Copy out each line from the material where the word "来自广东" is found.

- - - - - - -

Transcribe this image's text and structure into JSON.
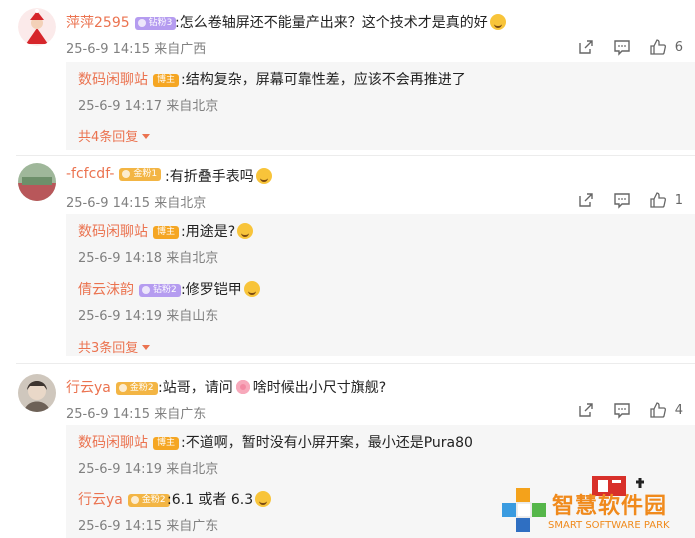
{
  "comments": [
    {
      "user": "萍萍2595",
      "badge": "钻粉3",
      "text": ":怎么卷轴屏还不能量产出来？这个技术才是真的好",
      "meta": "25-6-9 14:15 来自广西",
      "likes": "6",
      "replies": [
        {
          "user": "数码闲聊站",
          "badge": "博主",
          "text": ":结构复杂，屏幕可靠性差，应该不会再推进了",
          "meta": "25-6-9 14:17 来自北京"
        }
      ],
      "reply_count": "共4条回复"
    },
    {
      "user": "-fcfcdf-",
      "badge": "金粉1",
      "text": ":有折叠手表吗",
      "meta": "25-6-9 14:15 来自北京",
      "likes": "1",
      "replies": [
        {
          "user": "数码闲聊站",
          "badge": "博主",
          "text": ":用途是?",
          "meta": "25-6-9 14:18 来自北京"
        },
        {
          "user": "倩云沫韵",
          "badge": "钻粉2",
          "text": ":修罗铠甲",
          "meta": "25-6-9 14:19 来自山东"
        }
      ],
      "reply_count": "共3条回复"
    },
    {
      "user": "行云ya",
      "badge": "金粉2",
      "text_before": ":站哥，请问",
      "text_after": "啥时候出小尺寸旗舰?",
      "meta": "25-6-9 14:15 来自广东",
      "likes": "4",
      "replies": [
        {
          "user": "数码闲聊站",
          "badge": "博主",
          "text": ":不道啊，暂时没有小屏开案，最小还是Pura80",
          "meta": "25-6-9 14:19 来自北京"
        },
        {
          "user": "行云ya",
          "badge": "金粉2",
          "text": ":6.1 或者 6.3",
          "meta": "25-6-9 14:15 来自广东"
        }
      ]
    }
  ],
  "watermark": {
    "title": "智慧软件园",
    "subtitle": "SMART SOFTWARE PARK"
  },
  "colors": {
    "username": "#eb7350",
    "meta": "#808080",
    "reply_bg": "#f6f6f6"
  }
}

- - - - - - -

## Solution for this exercise
      "meta": "25-6-9 14:15 来自广东",
          "meta": "25-6-9 14:15 来自广东"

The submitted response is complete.